For the second time in six days Harlequins ruled the resets.

"There were errors and there were opportunities that we didn't take and there were set-piece issues," continued O'Connor.

Harlequins dominated there again through Joe Marler, Dave Ward and Will Collier and also forced Sean Cronin's hand at the lineout where George Robson was a formidable presence.

beaten up

Leinster were beaten at the set-piece and beaten up physically. Nowhere was it more etched than in the face of Jack McGrath as he trundled off in the 76th minute.

In what is a specialist area, you don't have to have propped at any level to see Harlequins had the shove on Leinster at scrum time, however they managed to do it.

It all looked so much better at the end of the first-half. Leinster built steadily from Madigan's six points in the 25th and 37th minutes, sandwiching Isaac Boss's benefit from Heaslip's cool profit out of a two-on-one with Aseli Tikoirotuma.

Certainly, Tim Swiel did little or nothing to swell Harlequins' bellies for the fight. He fed their appetite with empty promises from two wasted penalties, the second a 'gimme' at this level.

The four tries looked an outside possibility at the break. As it turned out, it was Leinster who needed a break to win it.

Full-back Rob Kearney was lucky to avoid caution when he appeared to rip the ball from the hands of Marler on the ground which would have led to Mike Brown's try.

As it transpired, Brown was denied by the eyes-wide-closed view of The Match Official Frenchman Eric Gonthier.

It was justice denied, but also only justice delayed as Brown made his way over unopposed in the 56th minute.

They had the momentum. Even Swiel started to come on board the confidence train. He shot the lead points when Devin Toner tackled Jack Clifford without the ball in the 65th minute to have Leinster staring down the barrel of a gun.

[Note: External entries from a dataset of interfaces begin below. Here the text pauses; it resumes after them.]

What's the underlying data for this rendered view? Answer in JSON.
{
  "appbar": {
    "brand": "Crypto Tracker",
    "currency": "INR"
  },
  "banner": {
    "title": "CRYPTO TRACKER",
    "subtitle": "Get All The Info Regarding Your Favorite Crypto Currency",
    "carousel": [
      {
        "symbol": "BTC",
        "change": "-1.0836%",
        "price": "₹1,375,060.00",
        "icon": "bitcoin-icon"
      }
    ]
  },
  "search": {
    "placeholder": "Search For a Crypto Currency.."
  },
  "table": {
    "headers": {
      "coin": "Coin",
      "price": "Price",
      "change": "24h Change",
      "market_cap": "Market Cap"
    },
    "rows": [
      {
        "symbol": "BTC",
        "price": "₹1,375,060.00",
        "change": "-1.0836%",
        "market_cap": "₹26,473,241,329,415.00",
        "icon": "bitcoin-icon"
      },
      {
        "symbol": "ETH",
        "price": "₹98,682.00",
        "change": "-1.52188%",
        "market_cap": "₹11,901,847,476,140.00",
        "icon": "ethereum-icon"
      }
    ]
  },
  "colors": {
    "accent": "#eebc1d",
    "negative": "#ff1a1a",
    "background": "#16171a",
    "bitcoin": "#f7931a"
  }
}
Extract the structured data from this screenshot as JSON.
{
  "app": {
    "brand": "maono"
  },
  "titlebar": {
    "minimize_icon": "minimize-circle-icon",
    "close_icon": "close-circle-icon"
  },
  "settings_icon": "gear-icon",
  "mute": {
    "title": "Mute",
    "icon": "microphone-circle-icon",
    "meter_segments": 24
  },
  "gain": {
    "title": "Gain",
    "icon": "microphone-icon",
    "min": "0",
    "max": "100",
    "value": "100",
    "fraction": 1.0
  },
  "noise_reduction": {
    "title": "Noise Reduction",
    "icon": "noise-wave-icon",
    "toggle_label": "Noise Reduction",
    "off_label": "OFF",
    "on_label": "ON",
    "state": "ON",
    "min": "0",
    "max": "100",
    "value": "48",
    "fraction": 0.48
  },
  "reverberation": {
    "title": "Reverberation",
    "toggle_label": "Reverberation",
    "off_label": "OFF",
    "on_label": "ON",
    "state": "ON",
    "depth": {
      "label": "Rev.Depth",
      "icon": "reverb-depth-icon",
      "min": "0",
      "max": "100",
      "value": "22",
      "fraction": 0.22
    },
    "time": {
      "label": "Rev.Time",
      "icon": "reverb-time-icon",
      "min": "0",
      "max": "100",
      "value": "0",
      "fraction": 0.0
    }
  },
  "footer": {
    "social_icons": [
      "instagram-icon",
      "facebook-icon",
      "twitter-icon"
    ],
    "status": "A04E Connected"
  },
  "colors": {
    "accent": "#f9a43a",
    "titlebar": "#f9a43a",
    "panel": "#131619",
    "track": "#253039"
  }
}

It took the interventions of Reddan to take Leinster up a gear and for Madigan to squeeze through the winning points.